### Required work
Check each line of the data, and copy those where "change" appears.

[Data entries]

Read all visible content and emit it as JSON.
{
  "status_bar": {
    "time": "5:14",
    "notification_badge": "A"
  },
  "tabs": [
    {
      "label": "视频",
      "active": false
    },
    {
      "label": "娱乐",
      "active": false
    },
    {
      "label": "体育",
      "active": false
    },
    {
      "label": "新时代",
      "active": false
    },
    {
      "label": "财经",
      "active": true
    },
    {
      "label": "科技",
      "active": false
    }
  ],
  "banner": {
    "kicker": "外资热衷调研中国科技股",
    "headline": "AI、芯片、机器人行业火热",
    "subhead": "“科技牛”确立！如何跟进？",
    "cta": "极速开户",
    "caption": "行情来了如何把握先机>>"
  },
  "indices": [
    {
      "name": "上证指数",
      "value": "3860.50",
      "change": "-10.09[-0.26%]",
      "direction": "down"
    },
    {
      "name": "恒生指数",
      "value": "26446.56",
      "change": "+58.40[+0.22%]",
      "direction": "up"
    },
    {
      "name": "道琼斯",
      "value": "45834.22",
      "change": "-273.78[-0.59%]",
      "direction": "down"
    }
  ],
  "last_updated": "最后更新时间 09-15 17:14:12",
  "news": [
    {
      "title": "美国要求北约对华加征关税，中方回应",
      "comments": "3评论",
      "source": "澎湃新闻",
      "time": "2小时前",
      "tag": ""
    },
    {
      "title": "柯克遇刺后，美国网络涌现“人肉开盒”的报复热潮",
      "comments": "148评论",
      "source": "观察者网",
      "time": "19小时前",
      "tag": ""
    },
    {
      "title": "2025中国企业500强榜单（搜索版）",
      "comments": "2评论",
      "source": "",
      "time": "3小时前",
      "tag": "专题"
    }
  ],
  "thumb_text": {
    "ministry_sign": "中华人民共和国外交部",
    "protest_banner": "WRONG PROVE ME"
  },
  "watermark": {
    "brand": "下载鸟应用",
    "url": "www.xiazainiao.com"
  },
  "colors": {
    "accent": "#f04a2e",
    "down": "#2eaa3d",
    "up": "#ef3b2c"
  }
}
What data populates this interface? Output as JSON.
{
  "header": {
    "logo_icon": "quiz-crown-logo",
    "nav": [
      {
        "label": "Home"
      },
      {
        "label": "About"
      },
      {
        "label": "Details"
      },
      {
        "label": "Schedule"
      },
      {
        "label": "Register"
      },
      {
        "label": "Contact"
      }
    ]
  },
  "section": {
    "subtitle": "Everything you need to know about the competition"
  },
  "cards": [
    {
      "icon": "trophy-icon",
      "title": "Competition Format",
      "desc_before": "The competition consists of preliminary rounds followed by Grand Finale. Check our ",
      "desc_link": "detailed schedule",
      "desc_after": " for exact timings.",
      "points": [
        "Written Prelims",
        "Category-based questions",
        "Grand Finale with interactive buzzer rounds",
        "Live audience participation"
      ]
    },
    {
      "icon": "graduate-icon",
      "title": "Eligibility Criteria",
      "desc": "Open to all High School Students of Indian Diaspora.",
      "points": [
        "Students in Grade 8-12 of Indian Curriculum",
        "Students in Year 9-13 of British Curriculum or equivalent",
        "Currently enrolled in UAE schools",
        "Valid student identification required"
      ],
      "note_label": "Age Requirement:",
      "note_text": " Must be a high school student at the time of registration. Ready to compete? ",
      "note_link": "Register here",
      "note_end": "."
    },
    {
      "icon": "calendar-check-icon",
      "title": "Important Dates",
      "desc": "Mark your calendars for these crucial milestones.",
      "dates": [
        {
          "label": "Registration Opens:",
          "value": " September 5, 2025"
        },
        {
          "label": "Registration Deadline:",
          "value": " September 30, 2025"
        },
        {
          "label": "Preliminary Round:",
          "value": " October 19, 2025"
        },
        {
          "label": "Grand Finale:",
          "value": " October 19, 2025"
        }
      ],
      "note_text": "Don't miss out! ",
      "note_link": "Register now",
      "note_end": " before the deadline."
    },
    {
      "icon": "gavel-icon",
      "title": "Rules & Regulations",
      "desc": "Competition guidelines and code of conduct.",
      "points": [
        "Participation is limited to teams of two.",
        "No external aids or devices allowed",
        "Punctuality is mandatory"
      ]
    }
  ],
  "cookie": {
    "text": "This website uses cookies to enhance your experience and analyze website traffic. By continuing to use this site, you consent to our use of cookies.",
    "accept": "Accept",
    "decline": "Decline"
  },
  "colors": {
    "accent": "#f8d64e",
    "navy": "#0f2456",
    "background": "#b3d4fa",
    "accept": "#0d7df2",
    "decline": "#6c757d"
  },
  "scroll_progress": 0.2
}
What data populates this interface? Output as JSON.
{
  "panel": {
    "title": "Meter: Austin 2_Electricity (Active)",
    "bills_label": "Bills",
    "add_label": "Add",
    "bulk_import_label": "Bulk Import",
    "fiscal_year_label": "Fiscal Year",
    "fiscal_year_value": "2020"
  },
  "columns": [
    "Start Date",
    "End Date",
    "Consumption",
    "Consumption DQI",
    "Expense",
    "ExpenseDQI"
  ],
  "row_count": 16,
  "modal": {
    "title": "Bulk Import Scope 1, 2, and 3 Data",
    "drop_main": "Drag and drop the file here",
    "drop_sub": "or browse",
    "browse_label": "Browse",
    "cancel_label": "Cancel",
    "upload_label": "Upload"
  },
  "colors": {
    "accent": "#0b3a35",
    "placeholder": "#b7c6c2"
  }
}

### Solution below
      "change": "-10.09[-0.26%]",
      "change": "+58.40[+0.22%]",
      "change": "-273.78[-0.59%]",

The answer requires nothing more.